“Sometimes to love someone… you’ve got to be a stranger.”
Denis Villeneuve, one of the critically acclaimed directors of this generation for his works on sci-fi Arrival, crime thrillers like Prisoners, Sicario, Enemy & his first devastating masterpiece in mainstream cinema Incendies, brings a long-awaited sequel of a well-known neo-noir classic Blade Runner (1982) and the most anticipated movie of the year 2017.
Taking over the reins of a cult classic like Blade Runner from Ridley Scott is not easy to say the least but undoubtedly Denis delivers a masterpiece which does justice to the original. Also, the 1982 prequel has an interesting history of its own as it was a box office failure when it was released first perhaps due to the release of ET around the same time, a fate shared by another cult classic ‘The Thing’ which was released during that time as well. But Blade Runner gathered cult status over the years with as many as seven versions of the film being released post it’s theatrical run with the latest being the ‘Final Cut’ released by Ridley Scott in 2007. It was of course a challenge for Villeneuve to pick the version he wanted to keep as the reference for the sequel. However, Villeneuve has clarified that the Original Cut (Theatrical version) and the Final Cut (2007) are the sources for his inspiration & reference points for the sequel.
The first & the foremost element which separates it from all the other movies – the cinematographic feat of Roger Deakins (Skyfall, Sicario), it’s is worthy of an Oscar. From the color palette to the attractive aesthetics, each shot is meticulously worked upon to give an enormous IMAX worthy experience of a dystopian future. Such level of cinematography is missing in big budget sci-fi movies like the superhero movies or the Star Trek & Star Wars movies.
The sequel is set 30 years after the original, where agent K (Ryan Gosling), an LAPD agent and a Blade Runner while on a mission to retire an old replicant (Dave Bautista), stumbles upon a shocking secret that could change the course of mankind and replicants. The startling discovery also catches the attention of Niander Wallace (Jared Leto) whose Wallace Corporation controls everything in the dystopian future. K’s quest for the truth brings him face to face with the reclusive Rick Deckard (Harrison Ford) and the showdown between the two is spectacular and would go down as one of the most memorable scenes in the recent cinematic history. Incidentally during the shoot, Ford accidentally landed a punch on Gosling once and later invited the actor for a drink to make up for it.
The other crucial character which gave an emotional touch to the movie was Joi (Ana de Armas), an AI application for commercial use (sounds like the 2013 movie Her). The interactions between K & Joi might be the only normal or soothing moments in the movie. Their love has a limitation- it can’t be expressed physically.
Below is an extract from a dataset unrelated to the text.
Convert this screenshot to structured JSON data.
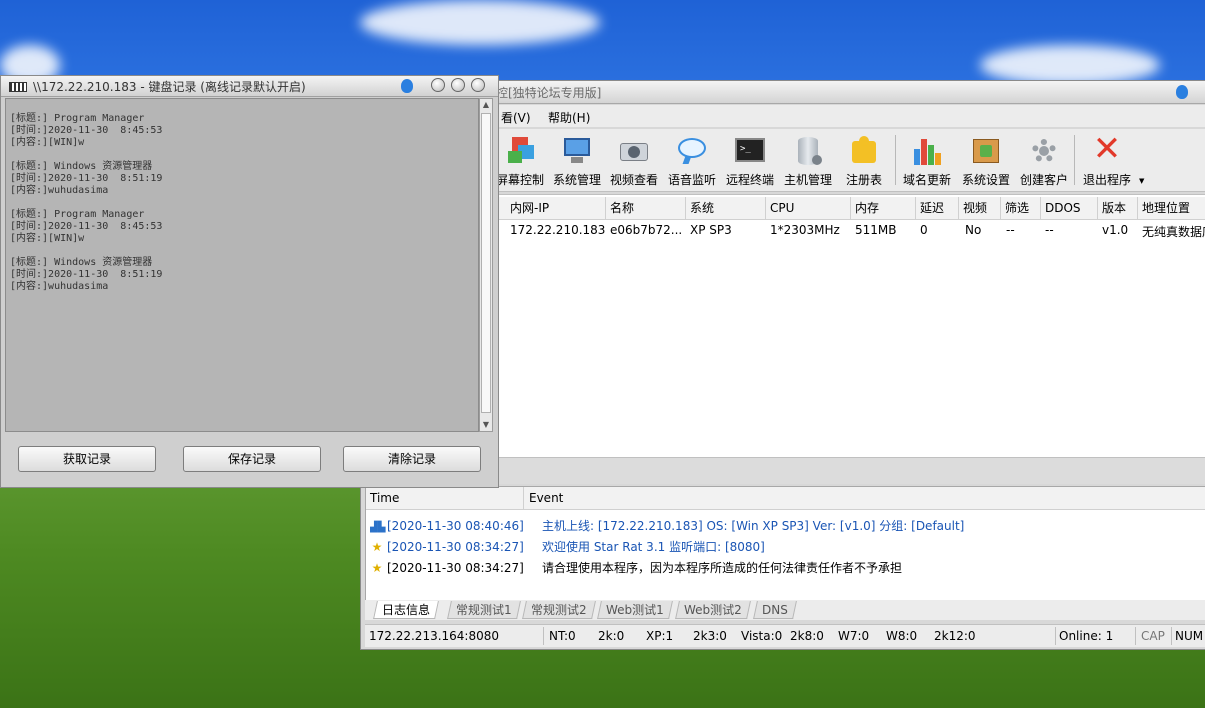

Their emotions & desires can’t be felt- this is an important question which has earlier been raised in Steven Spielberg’s AI & Spike Jonze’s Her.
The background music & direction is in sync with the original piece but it still has its own unique identity which sets a benchmark. After all it has been composed by none other than Hans Zimmer. The direction is a bit different from the original piece, but the long range wide-angle shots are something which fans are familiar with ‘Arrival’. The flying cop car is the perfect angle to provide a view of the dystopian world.
Overall, the tone of the movie is darker & complex as compared to the original. The climax may not satisfy all the viewers as it opens the door to another story. However, it should be kept in mind that this is not serving as a rework of Blade Runner but a continuation of the story which ended Deckard’s (Ford) journey in Blade Runner. It raises few more questions- If replicants are capable then will they be allowed to lead the mankind? Can they develop emotions? Is enslaving replicants a humane act? And more importantly –a world which is witnessing a climate change, is it staring straight into a dystopian future like the film?
Blade Runner 2049 is a strong Oscar contender at least in technical categories- original score, visuals, cinematography, sound.
A magnum opus by Denis Villeneuve. A visually stunning masterpiece of the year!